Streaming giant Netflix has removed a controversial plan to thwart password sharing by requiring trusted devices to log in at the primary location once a month, and instead opted for periodic device verification.
Snapshots of a now-deleted update in Netflix’s help centre showed that Netflix wanted users to create a trusted device they would connect to the Wi-Fi at the user’s primary location in order to watch something once every 31 days. However, this was later removed and replaced with device verification through a code instead.
“As long as the device being used to watch Netflix is using the internet connection in the primary account owner’s household, we will not require verification,” said the company in its help centre page for India.
(For top technology news of the day, subscribe to our tech newsletter, Today’s Cache)
However, Netflix did not specify how it planned to handle users who are willing to share verification codes with those borrowing their passwords. The company’s now-deleted 31-day rule prompted tremendous outcry on social media, as many questioned how household members living apart for extended periods would be able to use Netflix. Others threatened to cancel their accounts or turn to pirated media instead.
Netflix’s new co-CEO Greg Peters confirmed to Bloomberg earlier in the year that the company was planning to stop password sharing. However, Mr. Peters was optimistic that putting out high-quality content would bring back password-borrowers even if many were unhappy with the decision.

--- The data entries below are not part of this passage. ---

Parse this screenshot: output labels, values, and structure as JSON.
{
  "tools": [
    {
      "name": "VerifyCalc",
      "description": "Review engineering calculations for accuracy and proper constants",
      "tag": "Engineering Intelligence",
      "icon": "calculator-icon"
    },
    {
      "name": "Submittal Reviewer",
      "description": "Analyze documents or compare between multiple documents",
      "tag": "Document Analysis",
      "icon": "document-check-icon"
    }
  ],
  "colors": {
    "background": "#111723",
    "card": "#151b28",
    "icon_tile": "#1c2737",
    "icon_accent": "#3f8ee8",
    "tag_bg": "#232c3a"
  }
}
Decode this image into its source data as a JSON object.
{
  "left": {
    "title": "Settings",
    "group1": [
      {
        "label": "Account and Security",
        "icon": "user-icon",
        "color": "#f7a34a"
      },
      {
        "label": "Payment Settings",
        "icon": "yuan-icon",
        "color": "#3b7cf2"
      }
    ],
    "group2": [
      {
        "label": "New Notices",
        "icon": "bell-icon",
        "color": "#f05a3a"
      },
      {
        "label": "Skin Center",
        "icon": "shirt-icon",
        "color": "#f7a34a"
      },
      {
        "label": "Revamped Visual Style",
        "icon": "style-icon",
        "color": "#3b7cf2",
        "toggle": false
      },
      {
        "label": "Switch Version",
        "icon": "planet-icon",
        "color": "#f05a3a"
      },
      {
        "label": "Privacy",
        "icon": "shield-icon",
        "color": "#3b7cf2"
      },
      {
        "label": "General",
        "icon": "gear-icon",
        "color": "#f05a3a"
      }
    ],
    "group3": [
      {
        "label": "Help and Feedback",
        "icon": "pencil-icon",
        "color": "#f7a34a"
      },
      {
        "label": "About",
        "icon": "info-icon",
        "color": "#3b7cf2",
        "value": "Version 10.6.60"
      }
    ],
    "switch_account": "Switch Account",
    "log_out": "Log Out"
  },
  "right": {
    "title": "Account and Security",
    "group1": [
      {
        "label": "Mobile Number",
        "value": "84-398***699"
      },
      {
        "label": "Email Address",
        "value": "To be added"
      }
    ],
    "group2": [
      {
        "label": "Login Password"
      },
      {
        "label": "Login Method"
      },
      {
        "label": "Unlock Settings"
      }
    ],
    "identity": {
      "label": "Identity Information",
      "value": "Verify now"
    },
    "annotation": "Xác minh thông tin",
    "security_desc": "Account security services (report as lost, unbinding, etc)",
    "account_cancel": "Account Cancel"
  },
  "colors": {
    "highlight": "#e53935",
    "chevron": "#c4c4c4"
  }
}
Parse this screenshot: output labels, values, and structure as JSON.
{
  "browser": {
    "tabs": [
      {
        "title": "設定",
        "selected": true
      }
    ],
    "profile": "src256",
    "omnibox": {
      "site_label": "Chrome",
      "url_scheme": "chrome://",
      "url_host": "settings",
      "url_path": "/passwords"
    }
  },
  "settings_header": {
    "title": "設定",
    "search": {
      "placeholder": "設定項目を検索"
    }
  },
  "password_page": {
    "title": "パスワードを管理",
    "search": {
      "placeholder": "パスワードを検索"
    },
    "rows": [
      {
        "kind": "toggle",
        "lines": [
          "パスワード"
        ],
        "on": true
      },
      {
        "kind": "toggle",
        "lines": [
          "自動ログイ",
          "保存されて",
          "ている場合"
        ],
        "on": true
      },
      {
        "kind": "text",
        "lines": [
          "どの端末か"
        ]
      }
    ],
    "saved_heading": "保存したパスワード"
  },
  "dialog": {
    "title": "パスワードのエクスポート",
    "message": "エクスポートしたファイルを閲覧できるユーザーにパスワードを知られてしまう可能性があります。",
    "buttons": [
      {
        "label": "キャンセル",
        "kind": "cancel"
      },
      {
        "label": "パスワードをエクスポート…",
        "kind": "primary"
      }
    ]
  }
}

One estimate suggested that over one hundred million households accessed Netflix without paying for it.